One of the hallmark’s of Lewis’s philosophy was nonviolence, having been heavily influenced by Dr. King and James Lawson. Lawson had been a student of Mahatma Gandhi’s nonviolent approach and the strategies Gandhi had employed against Britain during India’s colonial period.

Lewis wrote the following about his nonviolent, passive resistance philosophy in his memoir.

“One method of practicing (nonviolence), when faced with a hateful, angry, aggressive, even despicable person, is to imagine that person — actually visualize him or her — as an infant, as a baby. If you can see this full-grown attacker who faces you as a pure, innocent child that he or she once was, it is not hard to find compassion in your heart.”

As a student in Nashville, Lewis worked with other students to stage sit-ins at local “whites-only” restaurants. They would show up in suits and ties, very dignified and quite passive, but requesting service. Despite taking beatings and other abuse from some white patrons, they stood their ground, refusing either to leave or to return violence in kind. 
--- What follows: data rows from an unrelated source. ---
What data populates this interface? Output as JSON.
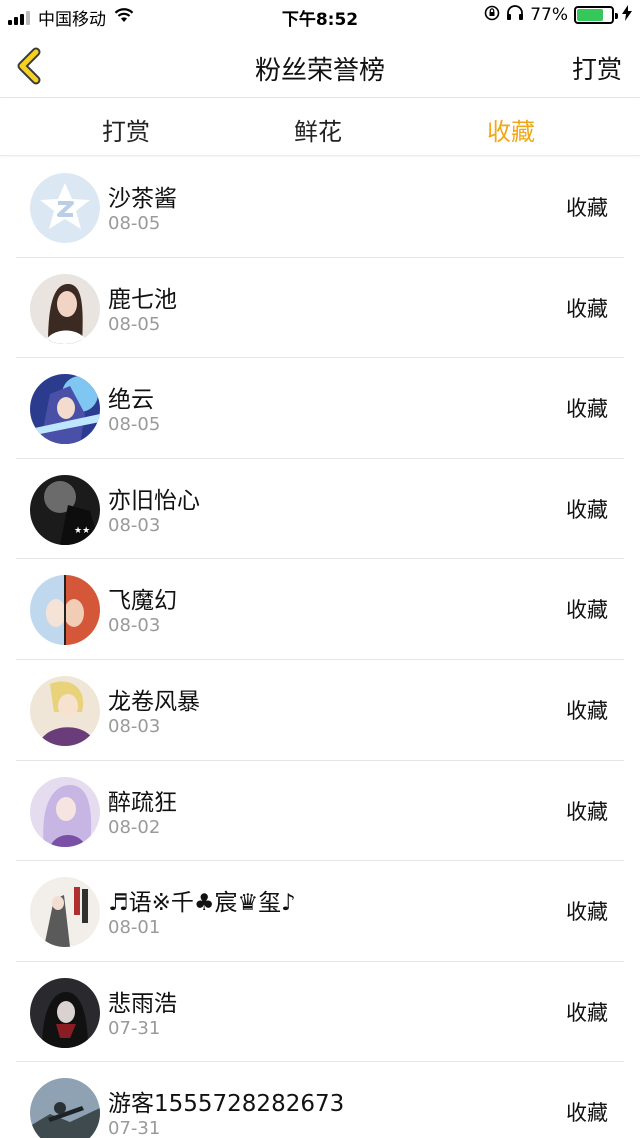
{
  "status_bar": {
    "carrier": "中国移动",
    "time": "下午8:52",
    "battery_percent": "77%",
    "battery_level": 0.77,
    "icons": [
      "signal-icon",
      "wifi-icon",
      "orientation-lock-icon",
      "headphones-icon",
      "battery-icon",
      "charging-icon"
    ]
  },
  "nav": {
    "back_icon": "chevron-left-icon",
    "title": "粉丝荣誉榜",
    "right_label": "打赏"
  },
  "tabs": [
    {
      "label": "打赏",
      "active": false
    },
    {
      "label": "鲜花",
      "active": false
    },
    {
      "label": "收藏",
      "active": true
    }
  ],
  "colors": {
    "accent": "#f0a81a",
    "back_chevron_fill": "#f4d21f",
    "date_gray": "#9a9a9a"
  },
  "list": [
    {
      "name": "沙茶酱",
      "date": "08-05",
      "action": "收藏"
    },
    {
      "name": "鹿七池",
      "date": "08-05",
      "action": "收藏"
    },
    {
      "name": "绝云",
      "date": "08-05",
      "action": "收藏"
    },
    {
      "name": "亦旧怡心",
      "date": "08-03",
      "action": "收藏"
    },
    {
      "name": "飞魔幻",
      "date": "08-03",
      "action": "收藏"
    },
    {
      "name": "龙卷风暴",
      "date": "08-03",
      "action": "收藏"
    },
    {
      "name": "醉疏狂",
      "date": "08-02",
      "action": "收藏"
    },
    {
      "name": "♬语※千♣宸♛玺♪",
      "date": "08-01",
      "action": "收藏"
    },
    {
      "name": "悲雨浩",
      "date": "07-31",
      "action": "收藏"
    },
    {
      "name": "游客1555728282673",
      "date": "07-31",
      "action": "收藏"
    }
  ]
}
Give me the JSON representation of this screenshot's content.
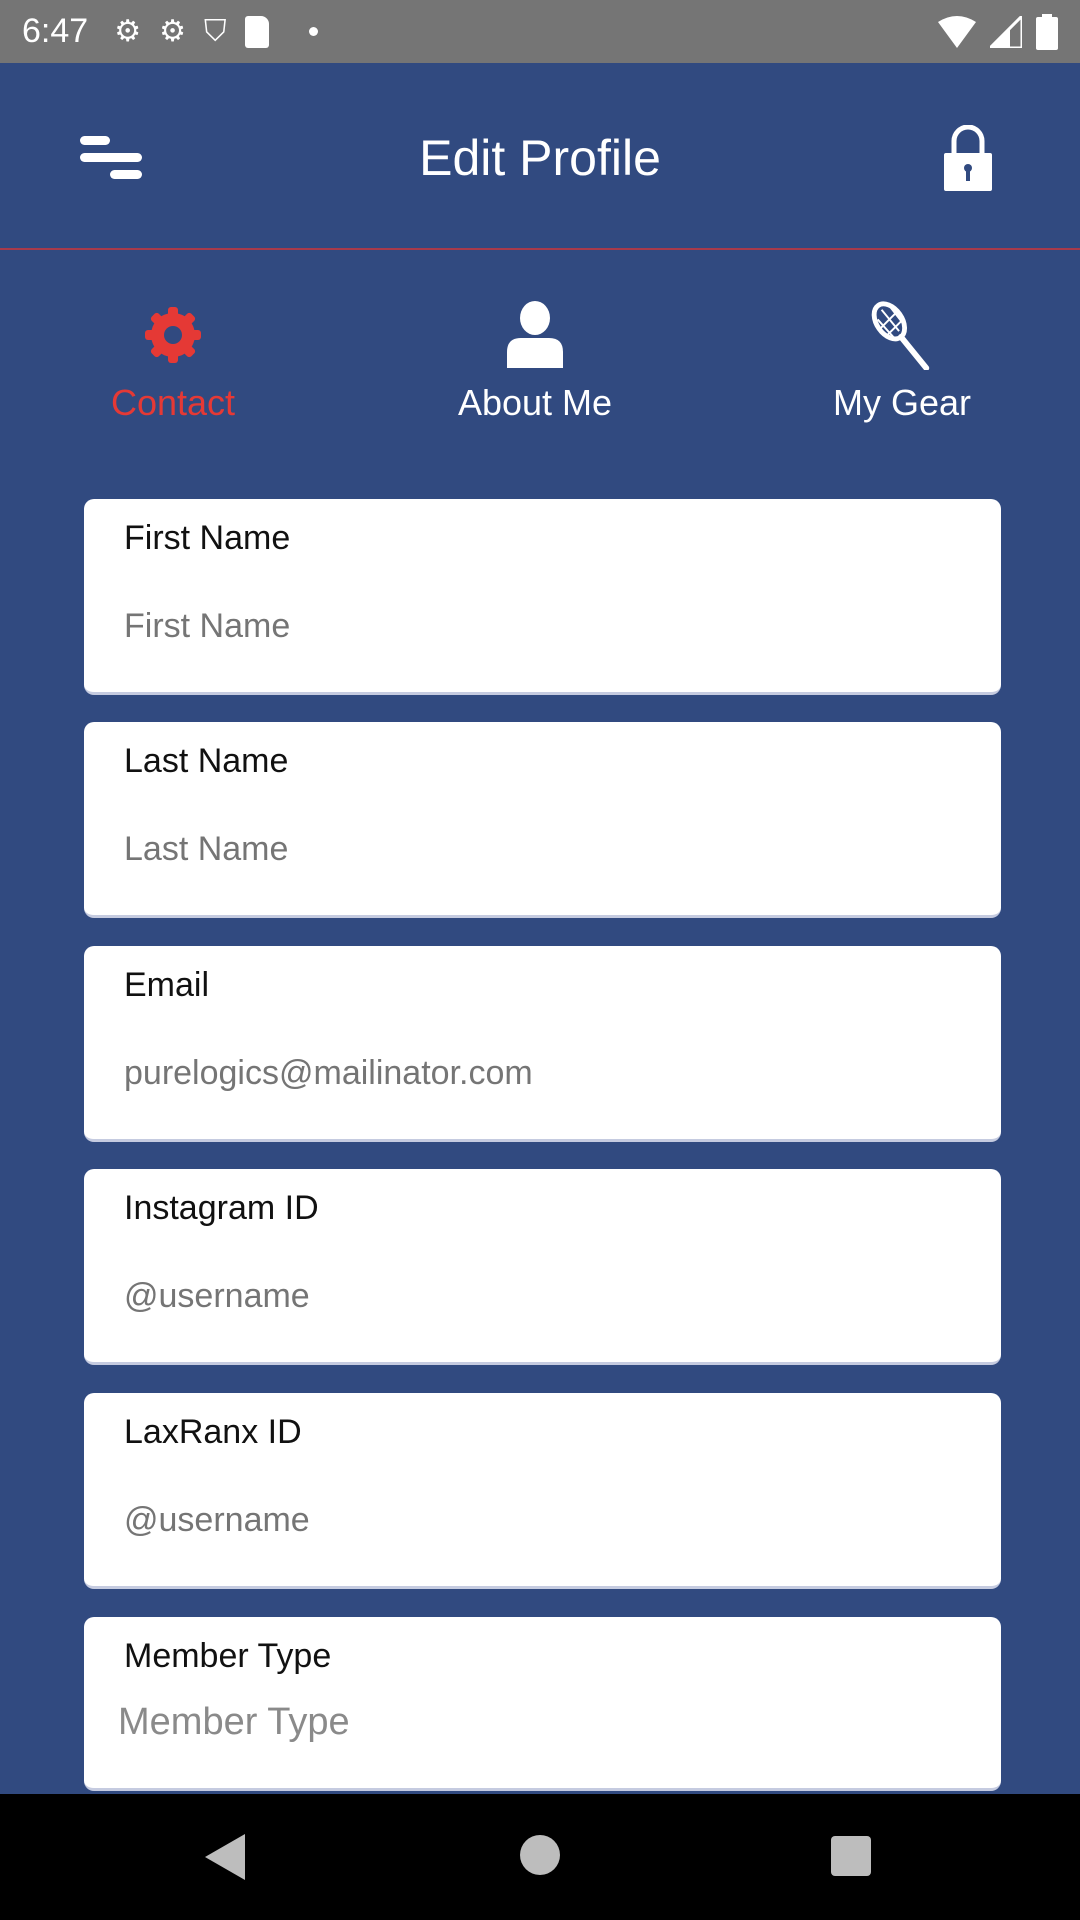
{
  "status_bar": {
    "time": "6:47",
    "icons": [
      "gear-icon",
      "gear-icon",
      "shield-play-icon",
      "sd-card-icon",
      "dot-icon",
      "wifi-icon",
      "signal-icon",
      "battery-icon"
    ]
  },
  "header": {
    "title": "Edit Profile",
    "menu_icon": "menu-icon",
    "lock_icon": "lock-icon"
  },
  "tabs": [
    {
      "label": "Contact",
      "icon": "gear-icon",
      "active": true
    },
    {
      "label": "About Me",
      "icon": "person-icon",
      "active": false
    },
    {
      "label": "My Gear",
      "icon": "lacrosse-stick-icon",
      "active": false
    }
  ],
  "fields": [
    {
      "label": "First Name",
      "placeholder": "First Name"
    },
    {
      "label": "Last Name",
      "placeholder": "Last Name"
    },
    {
      "label": "Email",
      "value": "purelogics@mailinator.com"
    },
    {
      "label": "Instagram ID",
      "placeholder": "@username"
    },
    {
      "label": "LaxRanx ID",
      "placeholder": "@username"
    },
    {
      "label": "Member Type",
      "placeholder": "Member Type"
    }
  ],
  "colors": {
    "background": "#314a80",
    "accent": "#e53935"
  }
}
It worked. After just a few months, Nashville began the process of desegregating public spaces. 

There were many other notable moments in Lewis’s young life as a civil rights crusader. He was abused and beaten for his activism. He got himself arrested something like 40 times. 

He was perhaps best known for being among the protestors at the infamous Bloody Sunday incident in Selma, Alabama, in 1965. If you don’t know about this incident, please Google it. Lewis suffered a fractured skull that day.

Bloody Sunday was perhaps the turning point of the movement, finally lending mass public support to the newly-enacted landmark 1964 Civil Rights Act. It also spurred President Lyndon Johnson to propose what became known as the Voting Rights Act of 1965, which gave some teeth at the ballot box to the Civil Rights Act. 

Lewis was elected to Congress in 1986 and served 17 terms in the U.S. House of Representatives. He became a leader in the Democratic Party, having served as a chief deputy whip and as senior chief deputy whip. He received many honorary degrees and awards, including the Presidential Medal of Freedom.

Fittingly, that medal was awarded in 2011 by the first Black president of the United States, Barack Obama. I wonder what was going through Lewis’s mind that day: whether he ever thought he would live to see a Black American president, much less receive such a distinction. 

John Lewis helped achieve tremendous gains for Black Americans during his lifetime. But we still have far to go as a nation. There remains much work left to be done.

Pete Koutoulas is an IT professional working in Lexington. He and his wife have resided in Winchester since 2015. Pete can be reached at pete@koutoulas.me or follow him on Facebook at fb.me/PeteTheSun.